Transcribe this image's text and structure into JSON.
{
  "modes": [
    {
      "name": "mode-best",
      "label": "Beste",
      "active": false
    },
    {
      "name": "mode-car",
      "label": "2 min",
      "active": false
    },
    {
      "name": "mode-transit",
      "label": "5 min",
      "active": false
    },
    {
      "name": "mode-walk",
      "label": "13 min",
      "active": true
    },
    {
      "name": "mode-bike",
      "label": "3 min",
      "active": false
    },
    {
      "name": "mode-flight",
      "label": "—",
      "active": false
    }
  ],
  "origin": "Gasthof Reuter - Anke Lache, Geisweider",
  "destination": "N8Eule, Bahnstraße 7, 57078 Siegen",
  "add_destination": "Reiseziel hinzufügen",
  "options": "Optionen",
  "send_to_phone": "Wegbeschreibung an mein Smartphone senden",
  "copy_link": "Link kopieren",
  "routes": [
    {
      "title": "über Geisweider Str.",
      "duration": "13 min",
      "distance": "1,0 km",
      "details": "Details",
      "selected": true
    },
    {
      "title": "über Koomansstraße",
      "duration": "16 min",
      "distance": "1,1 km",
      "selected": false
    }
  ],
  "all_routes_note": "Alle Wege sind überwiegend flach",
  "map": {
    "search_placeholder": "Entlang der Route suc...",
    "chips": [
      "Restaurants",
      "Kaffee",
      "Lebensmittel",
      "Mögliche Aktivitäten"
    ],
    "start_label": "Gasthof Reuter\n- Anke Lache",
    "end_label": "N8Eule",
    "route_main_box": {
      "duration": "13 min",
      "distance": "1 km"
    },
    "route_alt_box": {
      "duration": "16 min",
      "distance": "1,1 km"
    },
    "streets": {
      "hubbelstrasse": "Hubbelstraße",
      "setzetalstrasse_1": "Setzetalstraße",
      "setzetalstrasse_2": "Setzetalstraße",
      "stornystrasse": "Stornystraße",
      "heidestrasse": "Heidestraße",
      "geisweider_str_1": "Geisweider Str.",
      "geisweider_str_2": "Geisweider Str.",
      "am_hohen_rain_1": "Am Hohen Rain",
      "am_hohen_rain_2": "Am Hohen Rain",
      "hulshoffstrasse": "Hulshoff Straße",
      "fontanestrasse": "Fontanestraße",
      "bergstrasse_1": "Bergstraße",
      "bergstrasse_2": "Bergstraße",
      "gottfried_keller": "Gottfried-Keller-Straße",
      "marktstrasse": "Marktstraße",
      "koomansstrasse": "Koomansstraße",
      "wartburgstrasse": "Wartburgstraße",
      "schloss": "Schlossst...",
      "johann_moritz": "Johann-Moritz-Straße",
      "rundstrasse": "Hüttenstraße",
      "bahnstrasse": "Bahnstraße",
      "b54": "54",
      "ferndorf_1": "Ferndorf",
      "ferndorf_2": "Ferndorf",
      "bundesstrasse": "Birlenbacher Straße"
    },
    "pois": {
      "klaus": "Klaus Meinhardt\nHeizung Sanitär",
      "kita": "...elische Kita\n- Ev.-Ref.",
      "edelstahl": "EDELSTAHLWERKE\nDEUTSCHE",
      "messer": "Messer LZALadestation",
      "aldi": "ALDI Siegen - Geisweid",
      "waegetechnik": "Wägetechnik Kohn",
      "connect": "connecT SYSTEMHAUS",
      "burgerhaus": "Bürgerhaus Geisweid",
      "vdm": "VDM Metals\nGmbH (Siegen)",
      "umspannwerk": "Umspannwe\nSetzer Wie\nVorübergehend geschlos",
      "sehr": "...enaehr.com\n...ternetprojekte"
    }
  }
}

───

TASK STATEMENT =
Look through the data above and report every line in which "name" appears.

ANSWER BELOW =
      "name": "mode-best",
      "name": "mode-car",
      "name": "mode-transit",
      "name": "mode-walk",
      "name": "mode-bike",
      "name": "mode-flight",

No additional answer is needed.